**What to produce**: Below are records; count the lines that contain "admin" and state only that count.

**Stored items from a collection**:
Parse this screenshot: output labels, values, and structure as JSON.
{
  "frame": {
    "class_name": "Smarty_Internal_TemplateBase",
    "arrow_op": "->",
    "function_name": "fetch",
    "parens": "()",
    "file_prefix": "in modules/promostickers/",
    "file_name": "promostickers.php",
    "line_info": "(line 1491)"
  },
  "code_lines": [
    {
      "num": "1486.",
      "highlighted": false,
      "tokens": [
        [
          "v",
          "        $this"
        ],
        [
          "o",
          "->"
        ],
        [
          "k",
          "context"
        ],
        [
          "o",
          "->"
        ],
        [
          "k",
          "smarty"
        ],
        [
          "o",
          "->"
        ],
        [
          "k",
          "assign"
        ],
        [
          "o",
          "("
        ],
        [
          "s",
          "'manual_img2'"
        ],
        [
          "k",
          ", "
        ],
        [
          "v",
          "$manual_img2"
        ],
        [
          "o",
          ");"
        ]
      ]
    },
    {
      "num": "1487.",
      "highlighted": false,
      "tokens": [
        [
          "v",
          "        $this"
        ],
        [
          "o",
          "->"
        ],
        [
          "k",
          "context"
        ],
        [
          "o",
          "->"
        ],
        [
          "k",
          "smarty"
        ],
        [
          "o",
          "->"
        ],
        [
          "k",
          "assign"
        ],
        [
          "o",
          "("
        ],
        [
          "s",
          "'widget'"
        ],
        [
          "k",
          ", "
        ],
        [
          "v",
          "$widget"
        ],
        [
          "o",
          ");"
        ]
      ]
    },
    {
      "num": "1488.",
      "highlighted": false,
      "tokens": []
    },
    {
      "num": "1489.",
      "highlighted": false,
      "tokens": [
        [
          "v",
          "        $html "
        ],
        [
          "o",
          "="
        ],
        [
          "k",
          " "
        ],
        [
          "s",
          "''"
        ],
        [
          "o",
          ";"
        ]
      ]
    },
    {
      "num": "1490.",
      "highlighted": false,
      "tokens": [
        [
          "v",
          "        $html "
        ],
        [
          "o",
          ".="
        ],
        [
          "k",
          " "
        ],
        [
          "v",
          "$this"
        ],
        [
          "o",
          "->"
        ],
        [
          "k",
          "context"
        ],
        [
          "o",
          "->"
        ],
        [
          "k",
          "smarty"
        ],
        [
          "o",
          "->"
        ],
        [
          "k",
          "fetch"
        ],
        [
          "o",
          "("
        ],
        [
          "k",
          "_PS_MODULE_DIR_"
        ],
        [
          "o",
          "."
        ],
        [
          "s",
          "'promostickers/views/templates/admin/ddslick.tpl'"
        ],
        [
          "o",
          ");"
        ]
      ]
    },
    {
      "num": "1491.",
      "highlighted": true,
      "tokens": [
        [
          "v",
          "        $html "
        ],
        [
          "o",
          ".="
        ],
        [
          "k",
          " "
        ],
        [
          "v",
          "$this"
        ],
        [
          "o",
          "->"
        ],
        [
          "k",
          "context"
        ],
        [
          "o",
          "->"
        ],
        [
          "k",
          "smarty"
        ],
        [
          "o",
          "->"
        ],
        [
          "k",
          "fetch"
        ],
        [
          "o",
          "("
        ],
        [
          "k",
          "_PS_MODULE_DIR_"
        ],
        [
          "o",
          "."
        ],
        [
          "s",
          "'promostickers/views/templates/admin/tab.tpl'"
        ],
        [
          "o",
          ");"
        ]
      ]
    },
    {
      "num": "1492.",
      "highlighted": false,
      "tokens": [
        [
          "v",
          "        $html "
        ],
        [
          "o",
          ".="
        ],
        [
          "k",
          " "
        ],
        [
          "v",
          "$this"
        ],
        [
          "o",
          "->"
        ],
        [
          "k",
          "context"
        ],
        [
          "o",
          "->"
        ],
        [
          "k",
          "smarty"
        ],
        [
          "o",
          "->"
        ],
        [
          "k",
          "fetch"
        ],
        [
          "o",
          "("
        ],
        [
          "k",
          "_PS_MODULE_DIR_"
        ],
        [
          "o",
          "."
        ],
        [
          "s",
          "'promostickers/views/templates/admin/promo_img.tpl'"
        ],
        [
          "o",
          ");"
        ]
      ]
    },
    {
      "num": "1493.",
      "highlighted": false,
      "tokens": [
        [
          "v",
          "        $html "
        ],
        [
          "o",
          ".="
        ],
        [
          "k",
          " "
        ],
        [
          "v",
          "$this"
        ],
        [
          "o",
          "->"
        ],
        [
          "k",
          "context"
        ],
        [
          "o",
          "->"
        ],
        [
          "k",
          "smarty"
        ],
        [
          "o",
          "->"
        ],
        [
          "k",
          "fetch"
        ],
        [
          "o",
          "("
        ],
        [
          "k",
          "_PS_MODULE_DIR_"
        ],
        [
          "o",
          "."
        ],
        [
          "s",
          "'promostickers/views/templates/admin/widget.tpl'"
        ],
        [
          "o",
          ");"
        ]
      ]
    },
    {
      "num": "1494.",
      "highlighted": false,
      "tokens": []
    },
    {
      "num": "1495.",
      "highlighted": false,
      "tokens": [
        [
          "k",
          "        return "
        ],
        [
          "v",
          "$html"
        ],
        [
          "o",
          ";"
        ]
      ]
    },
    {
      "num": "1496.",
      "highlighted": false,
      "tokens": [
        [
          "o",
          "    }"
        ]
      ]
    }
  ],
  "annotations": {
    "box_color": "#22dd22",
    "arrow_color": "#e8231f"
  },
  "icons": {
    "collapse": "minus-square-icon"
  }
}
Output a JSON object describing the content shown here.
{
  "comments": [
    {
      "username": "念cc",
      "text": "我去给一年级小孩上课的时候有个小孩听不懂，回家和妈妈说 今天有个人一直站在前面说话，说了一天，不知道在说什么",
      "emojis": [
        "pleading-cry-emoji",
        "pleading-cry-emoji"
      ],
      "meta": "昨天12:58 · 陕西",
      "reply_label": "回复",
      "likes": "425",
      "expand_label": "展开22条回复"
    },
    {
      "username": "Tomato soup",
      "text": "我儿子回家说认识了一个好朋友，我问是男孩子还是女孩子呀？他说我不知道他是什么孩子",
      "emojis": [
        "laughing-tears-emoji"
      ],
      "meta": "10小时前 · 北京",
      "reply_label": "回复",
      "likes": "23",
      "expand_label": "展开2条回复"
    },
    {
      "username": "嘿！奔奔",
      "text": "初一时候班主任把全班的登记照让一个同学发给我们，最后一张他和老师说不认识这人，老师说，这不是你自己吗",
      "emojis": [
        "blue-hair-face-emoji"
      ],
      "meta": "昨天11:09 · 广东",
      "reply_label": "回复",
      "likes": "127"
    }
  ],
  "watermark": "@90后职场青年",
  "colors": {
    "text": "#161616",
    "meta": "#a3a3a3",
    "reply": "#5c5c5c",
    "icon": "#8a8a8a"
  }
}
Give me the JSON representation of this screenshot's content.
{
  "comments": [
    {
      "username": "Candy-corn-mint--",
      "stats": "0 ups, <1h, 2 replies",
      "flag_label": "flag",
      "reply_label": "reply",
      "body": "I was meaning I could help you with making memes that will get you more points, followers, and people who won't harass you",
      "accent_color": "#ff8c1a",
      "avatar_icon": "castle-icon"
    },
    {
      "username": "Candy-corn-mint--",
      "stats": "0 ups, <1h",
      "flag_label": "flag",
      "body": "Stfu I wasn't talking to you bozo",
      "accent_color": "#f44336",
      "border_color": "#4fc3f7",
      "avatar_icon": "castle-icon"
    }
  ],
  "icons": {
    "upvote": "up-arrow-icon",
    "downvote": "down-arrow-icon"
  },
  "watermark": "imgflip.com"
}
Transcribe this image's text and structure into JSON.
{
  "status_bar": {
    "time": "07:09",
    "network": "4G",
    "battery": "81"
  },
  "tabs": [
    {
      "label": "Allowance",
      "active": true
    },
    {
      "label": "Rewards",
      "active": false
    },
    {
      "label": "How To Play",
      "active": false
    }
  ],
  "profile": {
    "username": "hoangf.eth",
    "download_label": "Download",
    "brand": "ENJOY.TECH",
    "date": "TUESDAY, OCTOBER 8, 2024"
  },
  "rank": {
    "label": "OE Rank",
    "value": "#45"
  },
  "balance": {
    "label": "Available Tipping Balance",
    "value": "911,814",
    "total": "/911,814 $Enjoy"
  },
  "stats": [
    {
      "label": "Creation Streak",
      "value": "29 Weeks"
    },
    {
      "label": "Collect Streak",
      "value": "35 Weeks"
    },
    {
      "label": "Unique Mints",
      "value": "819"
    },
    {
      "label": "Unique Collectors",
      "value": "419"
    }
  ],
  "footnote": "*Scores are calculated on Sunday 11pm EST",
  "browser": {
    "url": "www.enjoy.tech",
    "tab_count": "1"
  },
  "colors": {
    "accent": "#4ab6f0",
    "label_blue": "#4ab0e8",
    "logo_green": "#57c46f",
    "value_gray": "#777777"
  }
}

**Response**: 4